  4. Hi Lydia

    Thanks for your comments regarding the Disabilinet website. I'm the owner of the site and will take your comments onboard and adjust accordingly.

    I must admit, I'm pretty new to all this website stuff so please bear with me. As you rightly say, I am not disabled but I have been surrounded by disabled people for most of my life, through work and other groups that I've been involved with.

    The website is very new but the intention is to use it to provide work for disabled people. Because it's all web based, location and physical ability are not hindering factors as traditional workspaces tend to be.

    It will be some time before the site generates any income, but when it does, some of this will be diverted into a foundation which will provide specialist assistance to people with mobility difficulties. This is my particular area of expertise and where my networks lies.

    Any help you can give us with making sure the site is a positive thing for disabled people would be very much appreciated. Our intentions are good.

    Kind regards

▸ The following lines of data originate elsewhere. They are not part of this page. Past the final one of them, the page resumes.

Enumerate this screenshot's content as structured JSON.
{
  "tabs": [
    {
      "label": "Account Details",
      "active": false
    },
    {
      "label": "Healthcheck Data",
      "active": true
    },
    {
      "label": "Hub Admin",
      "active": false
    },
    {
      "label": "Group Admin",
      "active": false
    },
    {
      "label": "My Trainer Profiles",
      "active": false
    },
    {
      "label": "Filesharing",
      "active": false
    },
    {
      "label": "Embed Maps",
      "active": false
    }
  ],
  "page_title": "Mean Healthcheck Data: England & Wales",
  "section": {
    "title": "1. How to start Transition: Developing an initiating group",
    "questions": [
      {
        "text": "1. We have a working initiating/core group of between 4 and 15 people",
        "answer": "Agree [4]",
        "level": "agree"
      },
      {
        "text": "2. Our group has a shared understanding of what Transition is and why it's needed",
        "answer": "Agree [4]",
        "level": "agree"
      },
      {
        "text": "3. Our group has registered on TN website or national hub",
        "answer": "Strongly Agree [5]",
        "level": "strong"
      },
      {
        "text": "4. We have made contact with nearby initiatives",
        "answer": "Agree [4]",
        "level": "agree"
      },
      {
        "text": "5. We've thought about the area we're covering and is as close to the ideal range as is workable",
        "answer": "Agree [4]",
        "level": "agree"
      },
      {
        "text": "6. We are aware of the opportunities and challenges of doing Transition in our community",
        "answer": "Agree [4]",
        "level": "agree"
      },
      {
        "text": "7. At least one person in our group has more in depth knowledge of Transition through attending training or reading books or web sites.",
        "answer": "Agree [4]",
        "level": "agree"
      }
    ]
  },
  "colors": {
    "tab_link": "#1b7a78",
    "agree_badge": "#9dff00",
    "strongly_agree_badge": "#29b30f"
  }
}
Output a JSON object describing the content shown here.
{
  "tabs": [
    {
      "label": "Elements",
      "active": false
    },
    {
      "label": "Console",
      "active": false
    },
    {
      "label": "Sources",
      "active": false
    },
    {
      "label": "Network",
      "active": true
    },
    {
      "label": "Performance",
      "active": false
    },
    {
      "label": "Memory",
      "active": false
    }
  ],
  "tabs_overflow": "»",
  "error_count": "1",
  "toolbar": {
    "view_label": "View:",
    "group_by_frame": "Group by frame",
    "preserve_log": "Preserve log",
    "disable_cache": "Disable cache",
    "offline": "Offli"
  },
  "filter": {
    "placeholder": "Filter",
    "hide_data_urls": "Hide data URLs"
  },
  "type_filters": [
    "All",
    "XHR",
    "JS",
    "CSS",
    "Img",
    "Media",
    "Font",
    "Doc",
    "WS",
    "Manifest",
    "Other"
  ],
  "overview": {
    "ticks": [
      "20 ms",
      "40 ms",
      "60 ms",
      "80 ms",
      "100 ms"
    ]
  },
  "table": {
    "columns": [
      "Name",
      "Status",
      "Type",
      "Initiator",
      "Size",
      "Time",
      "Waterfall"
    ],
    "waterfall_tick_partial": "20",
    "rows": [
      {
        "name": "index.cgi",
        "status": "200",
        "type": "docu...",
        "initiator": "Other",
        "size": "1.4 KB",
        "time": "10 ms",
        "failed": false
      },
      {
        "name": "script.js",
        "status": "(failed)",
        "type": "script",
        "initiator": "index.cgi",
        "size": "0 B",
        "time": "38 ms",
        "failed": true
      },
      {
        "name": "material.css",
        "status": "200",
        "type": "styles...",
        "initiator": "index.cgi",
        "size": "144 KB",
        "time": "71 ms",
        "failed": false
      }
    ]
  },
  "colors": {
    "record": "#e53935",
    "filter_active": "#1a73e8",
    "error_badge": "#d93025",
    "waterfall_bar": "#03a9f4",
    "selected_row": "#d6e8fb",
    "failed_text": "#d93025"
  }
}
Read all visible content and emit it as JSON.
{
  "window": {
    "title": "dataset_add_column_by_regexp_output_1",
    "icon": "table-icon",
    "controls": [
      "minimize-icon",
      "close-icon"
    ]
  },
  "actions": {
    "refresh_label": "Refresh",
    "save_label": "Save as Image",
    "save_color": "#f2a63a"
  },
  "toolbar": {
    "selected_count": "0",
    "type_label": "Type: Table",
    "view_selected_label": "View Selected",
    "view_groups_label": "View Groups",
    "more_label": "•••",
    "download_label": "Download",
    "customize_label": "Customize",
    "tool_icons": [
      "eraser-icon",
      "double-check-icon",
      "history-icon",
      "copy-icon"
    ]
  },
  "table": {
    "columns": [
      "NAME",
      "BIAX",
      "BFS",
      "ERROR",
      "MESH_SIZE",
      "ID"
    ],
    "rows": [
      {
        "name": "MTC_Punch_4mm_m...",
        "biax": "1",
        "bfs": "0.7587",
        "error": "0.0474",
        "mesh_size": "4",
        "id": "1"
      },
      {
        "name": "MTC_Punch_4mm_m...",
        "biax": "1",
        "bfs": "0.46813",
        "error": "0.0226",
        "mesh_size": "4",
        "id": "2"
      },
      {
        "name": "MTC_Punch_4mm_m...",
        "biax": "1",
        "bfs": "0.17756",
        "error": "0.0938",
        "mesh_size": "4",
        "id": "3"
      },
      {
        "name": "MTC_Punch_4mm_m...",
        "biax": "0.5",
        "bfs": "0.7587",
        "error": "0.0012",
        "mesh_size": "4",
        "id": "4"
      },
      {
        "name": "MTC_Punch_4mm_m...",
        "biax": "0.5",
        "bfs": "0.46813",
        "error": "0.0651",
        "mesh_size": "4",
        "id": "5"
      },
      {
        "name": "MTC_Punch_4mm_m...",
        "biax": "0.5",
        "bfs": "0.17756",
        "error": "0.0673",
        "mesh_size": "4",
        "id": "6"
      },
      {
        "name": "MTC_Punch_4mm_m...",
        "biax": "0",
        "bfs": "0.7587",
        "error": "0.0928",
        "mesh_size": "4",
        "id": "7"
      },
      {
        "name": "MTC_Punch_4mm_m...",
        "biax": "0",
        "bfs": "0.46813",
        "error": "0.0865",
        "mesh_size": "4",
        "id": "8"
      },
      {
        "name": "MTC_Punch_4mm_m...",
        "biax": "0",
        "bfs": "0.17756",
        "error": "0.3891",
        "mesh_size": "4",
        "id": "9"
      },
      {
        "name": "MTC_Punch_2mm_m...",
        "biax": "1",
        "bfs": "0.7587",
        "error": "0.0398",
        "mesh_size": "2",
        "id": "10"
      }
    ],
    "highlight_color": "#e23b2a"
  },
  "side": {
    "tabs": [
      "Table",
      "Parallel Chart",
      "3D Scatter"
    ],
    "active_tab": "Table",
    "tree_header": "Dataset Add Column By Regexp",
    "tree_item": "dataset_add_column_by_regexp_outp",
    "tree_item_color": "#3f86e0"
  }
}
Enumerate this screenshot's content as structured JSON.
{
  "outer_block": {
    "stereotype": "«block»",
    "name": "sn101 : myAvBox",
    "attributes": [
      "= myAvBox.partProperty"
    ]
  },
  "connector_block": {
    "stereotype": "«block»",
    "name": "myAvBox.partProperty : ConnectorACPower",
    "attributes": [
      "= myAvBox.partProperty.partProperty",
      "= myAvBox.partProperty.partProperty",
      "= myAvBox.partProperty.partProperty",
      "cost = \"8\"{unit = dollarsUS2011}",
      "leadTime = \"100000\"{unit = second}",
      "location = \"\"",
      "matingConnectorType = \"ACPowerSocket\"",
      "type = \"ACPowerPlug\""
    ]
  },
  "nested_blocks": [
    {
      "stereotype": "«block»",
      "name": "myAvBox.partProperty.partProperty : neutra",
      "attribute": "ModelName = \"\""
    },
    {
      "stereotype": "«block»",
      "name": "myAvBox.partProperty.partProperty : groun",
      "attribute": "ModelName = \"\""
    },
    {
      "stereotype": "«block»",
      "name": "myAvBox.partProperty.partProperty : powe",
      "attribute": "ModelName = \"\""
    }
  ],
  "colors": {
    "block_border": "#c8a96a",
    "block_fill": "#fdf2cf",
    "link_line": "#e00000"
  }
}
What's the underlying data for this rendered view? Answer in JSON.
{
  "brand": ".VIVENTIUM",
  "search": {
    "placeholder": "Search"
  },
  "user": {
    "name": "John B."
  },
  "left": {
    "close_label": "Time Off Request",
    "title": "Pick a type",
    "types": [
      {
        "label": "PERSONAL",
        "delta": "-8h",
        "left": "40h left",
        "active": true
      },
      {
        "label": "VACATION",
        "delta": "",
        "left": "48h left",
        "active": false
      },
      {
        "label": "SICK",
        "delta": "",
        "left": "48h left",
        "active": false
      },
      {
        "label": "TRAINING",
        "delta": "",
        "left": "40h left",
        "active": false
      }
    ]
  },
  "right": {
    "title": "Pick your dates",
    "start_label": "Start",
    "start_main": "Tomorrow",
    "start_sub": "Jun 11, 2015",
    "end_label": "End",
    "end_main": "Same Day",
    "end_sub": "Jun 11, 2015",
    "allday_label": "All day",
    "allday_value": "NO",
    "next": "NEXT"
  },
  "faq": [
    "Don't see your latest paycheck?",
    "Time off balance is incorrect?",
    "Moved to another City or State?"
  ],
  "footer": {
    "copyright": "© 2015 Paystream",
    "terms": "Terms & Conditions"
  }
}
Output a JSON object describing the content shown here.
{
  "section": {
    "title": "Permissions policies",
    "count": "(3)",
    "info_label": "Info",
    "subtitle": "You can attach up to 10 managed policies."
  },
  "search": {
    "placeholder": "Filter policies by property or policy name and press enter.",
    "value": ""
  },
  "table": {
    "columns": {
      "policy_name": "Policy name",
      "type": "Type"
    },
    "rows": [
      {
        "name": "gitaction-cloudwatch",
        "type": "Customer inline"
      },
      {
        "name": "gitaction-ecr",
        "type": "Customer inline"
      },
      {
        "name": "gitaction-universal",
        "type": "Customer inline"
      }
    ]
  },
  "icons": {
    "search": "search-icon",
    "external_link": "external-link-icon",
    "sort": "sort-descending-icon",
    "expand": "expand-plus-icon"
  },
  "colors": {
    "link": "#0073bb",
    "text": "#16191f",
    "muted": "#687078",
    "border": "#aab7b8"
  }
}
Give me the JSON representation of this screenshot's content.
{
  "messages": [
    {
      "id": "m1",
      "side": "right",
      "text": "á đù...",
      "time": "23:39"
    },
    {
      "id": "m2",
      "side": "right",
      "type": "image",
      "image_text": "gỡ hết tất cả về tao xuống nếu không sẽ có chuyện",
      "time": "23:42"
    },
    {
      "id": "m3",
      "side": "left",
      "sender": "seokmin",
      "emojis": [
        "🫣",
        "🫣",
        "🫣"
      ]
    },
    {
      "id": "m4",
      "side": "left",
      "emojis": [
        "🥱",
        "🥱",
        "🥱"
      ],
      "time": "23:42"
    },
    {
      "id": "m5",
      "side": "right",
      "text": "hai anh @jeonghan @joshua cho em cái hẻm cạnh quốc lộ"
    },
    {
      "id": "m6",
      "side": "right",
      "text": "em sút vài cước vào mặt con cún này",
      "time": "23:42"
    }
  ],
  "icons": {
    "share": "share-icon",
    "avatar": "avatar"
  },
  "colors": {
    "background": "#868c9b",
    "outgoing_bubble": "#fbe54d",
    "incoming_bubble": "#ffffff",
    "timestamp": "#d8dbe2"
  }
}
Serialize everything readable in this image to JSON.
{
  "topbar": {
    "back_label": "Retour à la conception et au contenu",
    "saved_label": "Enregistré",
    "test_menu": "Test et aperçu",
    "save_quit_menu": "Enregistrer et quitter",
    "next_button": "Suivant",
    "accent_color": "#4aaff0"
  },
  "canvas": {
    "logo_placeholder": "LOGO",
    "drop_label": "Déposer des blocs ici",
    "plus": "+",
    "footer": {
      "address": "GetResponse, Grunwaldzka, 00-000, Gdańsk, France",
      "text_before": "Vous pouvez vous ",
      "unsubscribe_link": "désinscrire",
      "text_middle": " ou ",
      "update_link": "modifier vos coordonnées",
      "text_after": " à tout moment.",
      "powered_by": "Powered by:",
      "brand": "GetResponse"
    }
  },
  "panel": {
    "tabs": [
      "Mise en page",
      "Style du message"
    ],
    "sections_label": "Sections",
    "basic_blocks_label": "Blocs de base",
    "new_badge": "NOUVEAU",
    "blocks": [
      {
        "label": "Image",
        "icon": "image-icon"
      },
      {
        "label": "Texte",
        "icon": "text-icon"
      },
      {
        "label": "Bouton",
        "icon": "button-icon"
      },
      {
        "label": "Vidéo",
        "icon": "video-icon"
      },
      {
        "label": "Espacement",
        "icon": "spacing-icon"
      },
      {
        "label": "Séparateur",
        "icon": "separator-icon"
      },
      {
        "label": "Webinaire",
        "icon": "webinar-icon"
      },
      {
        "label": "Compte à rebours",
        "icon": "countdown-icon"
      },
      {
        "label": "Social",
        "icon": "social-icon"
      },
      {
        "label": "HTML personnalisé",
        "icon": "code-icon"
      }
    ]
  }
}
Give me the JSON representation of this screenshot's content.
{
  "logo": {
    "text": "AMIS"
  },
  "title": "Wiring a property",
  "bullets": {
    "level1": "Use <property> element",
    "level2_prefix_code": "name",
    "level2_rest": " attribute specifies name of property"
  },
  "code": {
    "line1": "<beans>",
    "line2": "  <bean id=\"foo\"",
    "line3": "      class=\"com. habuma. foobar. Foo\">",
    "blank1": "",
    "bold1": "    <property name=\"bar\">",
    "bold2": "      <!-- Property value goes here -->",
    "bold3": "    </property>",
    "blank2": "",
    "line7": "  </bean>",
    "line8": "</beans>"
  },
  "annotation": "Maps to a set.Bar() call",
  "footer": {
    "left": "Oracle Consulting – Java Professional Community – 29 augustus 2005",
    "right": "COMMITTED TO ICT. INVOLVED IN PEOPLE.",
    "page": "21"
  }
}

Hi! Thank you for sharing your thoughts with me. I manually approve comments, so sometimes it takes a few weeks, months, or even years to find and approve comments. This delay is normal. (Note that I also don't publish every comment, since this is my personal blog.) Unfortunately, anonymous commenting isn't available anymore since it resulted in over one million spam comments in a short period.